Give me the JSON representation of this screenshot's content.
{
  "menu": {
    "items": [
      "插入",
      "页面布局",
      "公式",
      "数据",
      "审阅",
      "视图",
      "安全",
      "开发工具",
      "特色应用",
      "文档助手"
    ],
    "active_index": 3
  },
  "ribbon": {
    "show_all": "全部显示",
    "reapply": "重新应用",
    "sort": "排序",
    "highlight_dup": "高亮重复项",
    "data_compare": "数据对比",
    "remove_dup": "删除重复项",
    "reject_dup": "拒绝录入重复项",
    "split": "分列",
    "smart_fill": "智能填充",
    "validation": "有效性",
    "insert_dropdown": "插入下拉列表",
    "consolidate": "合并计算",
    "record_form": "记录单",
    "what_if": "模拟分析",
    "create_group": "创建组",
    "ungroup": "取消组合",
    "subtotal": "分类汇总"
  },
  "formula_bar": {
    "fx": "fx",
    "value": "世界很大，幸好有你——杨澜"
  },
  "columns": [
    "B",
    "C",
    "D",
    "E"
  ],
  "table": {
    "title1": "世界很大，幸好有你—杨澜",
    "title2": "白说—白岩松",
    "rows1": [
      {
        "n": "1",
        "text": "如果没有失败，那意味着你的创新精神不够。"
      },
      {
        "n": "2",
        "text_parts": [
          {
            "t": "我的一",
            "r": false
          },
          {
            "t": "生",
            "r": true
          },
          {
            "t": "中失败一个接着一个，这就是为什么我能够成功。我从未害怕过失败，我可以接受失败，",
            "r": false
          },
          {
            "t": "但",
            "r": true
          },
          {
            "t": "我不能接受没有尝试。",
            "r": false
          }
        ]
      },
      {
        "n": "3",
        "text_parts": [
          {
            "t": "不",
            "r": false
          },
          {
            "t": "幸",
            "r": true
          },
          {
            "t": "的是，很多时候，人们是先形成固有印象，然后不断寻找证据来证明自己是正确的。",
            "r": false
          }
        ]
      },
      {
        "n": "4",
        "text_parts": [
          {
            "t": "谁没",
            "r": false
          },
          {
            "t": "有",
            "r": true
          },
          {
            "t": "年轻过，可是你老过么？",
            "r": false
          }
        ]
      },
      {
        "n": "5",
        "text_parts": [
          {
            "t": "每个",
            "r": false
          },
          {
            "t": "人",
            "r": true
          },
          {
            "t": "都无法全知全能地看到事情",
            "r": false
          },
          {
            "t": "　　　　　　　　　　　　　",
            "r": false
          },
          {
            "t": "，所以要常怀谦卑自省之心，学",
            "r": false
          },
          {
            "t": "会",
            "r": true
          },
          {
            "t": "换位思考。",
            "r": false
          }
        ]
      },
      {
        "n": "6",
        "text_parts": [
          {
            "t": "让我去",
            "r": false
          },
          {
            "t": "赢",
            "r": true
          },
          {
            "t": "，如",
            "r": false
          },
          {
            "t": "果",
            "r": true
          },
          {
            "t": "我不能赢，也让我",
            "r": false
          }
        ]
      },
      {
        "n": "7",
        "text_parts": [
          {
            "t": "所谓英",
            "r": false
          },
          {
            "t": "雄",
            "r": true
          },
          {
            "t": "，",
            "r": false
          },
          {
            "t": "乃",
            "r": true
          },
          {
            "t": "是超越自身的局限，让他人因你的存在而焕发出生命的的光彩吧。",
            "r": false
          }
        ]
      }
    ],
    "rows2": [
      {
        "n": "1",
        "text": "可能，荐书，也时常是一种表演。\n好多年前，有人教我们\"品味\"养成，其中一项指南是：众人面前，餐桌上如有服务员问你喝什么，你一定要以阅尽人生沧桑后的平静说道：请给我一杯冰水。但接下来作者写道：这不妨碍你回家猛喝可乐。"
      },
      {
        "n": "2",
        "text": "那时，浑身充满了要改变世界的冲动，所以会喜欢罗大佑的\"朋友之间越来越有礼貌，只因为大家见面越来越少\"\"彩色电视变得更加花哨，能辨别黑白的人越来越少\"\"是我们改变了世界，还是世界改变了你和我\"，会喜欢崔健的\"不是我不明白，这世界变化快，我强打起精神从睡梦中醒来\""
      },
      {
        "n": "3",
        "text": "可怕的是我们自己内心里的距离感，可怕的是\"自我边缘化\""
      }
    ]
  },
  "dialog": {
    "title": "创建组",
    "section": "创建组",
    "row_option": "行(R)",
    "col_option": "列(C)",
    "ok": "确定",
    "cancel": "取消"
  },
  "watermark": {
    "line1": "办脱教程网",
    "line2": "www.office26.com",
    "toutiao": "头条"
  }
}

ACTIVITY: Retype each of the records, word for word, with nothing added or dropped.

YOUR SOLUTION:
Give me the JSON representation of this screenshot's content.
{
  "menu": {
    "items": [
      "插入",
      "页面布局",
      "公式",
      "数据",
      "审阅",
      "视图",
      "安全",
      "开发工具",
      "特色应用",
      "文档助手"
    ],
    "active_index": 3
  },
  "ribbon": {
    "show_all": "全部显示",
    "reapply": "重新应用",
    "sort": "排序",
    "highlight_dup": "高亮重复项",
    "data_compare": "数据对比",
    "remove_dup": "删除重复项",
    "reject_dup": "拒绝录入重复项",
    "split": "分列",
    "smart_fill": "智能填充",
    "validation": "有效性",
    "insert_dropdown": "插入下拉列表",
    "consolidate": "合并计算",
    "record_form": "记录单",
    "what_if": "模拟分析",
    "create_group": "创建组",
    "ungroup": "取消组合",
    "subtotal": "分类汇总"
  },
  "formula_bar": {
    "fx": "fx",
    "value": "世界很大，幸好有你——杨澜"
  },
  "columns": [
    "B",
    "C",
    "D",
    "E"
  ],
  "table": {
    "title1": "世界很大，幸好有你—杨澜",
    "title2": "白说—白岩松",
    "rows1": [
      {
        "n": "1",
        "text": "如果没有失败，那意味着你的创新精神不够。"
      },
      {
        "n": "2",
        "text_parts": [
          {
            "t": "我的一",
            "r": false
          },
          {
            "t": "生",
            "r": true
          },
          {
            "t": "中失败一个接着一个，这就是为什么我能够成功。我从未害怕过失败，我可以接受失败，",
            "r": false
          },
          {
            "t": "但",
            "r": true
          },
          {
            "t": "我不能接受没有尝试。",
            "r": false
          }
        ]
      },
      {
        "n": "3",
        "text_parts": [
          {
            "t": "不",
            "r": false
          },
          {
            "t": "幸",
            "r": true
          },
          {
            "t": "的是，很多时候，人们是先形成固有印象，然后不断寻找证据来证明自己是正确的。",
            "r": false
          }
        ]
      },
      {
        "n": "4",
        "text_parts": [
          {
            "t": "谁没",
            "r": false
          },
          {
            "t": "有",
            "r": true
          },
          {
            "t": "年轻过，可是你老过么？",
            "r": false
          }
        ]
      },
      {
        "n": "5",
        "text_parts": [
          {
            "t": "每个",
            "r": false
          },
          {
            "t": "人",
            "r": true
          },
          {
            "t": "都无法全知全能地看到事情",
            "r": false
          },
          {
            "t": "　　　　　　　　　　　　　",
            "r": false
          },
          {
            "t": "，所以要常怀谦卑自省之心，学",
            "r": false
          },
          {
            "t": "会",
            "r": true
          },
          {
            "t": "换位思考。",
            "r": false
          }
        ]
      },
      {
        "n": "6",
        "text_parts": [
          {
            "t": "让我去",
            "r": false
          },
          {
            "t": "赢",
            "r": true
          },
          {
            "t": "，如",
            "r": false
          },
          {
            "t": "果",
            "r": true
          },
          {
            "t": "我不能赢，也让我",
            "r": false
          }
        ]
      },
      {
        "n": "7",
        "text_parts": [
          {
            "t": "所谓英",
            "r": false
          },
          {
            "t": "雄",
            "r": true
          },
          {
            "t": "，",
            "r": false
          },
          {
            "t": "乃",
            "r": true
          },
          {
            "t": "是超越自身的局限，让他人因你的存在而焕发出生命的的光彩吧。",
            "r": false
          }
        ]
      }
    ],
    "rows2": [
      {
        "n": "1",
        "text": "可能，荐书，也时常是一种表演。\n好多年前，有人教我们\"品味\"养成，其中一项指南是：众人面前，餐桌上如有服务员问你喝什么，你一定要以阅尽人生沧桑后的平静说道：请给我一杯冰水。但接下来作者写道：这不妨碍你回家猛喝可乐。"
      },
      {
        "n": "2",
        "text": "那时，浑身充满了要改变世界的冲动，所以会喜欢罗大佑的\"朋友之间越来越有礼貌，只因为大家见面越来越少\"\"彩色电视变得更加花哨，能辨别黑白的人越来越少\"\"是我们改变了世界，还是世界改变了你和我\"，会喜欢崔健的\"不是我不明白，这世界变化快，我强打起精神从睡梦中醒来\""
      },
      {
        "n": "3",
        "text": "可怕的是我们自己内心里的距离感，可怕的是\"自我边缘化\""
      }
    ]
  },
  "dialog": {
    "title": "创建组",
    "section": "创建组",
    "row_option": "行(R)",
    "col_option": "列(C)",
    "ok": "确定",
    "cancel": "取消"
  },
  "watermark": {
    "line1": "办脱教程网",
    "line2": "www.office26.com",
    "toutiao": "头条"
  }
}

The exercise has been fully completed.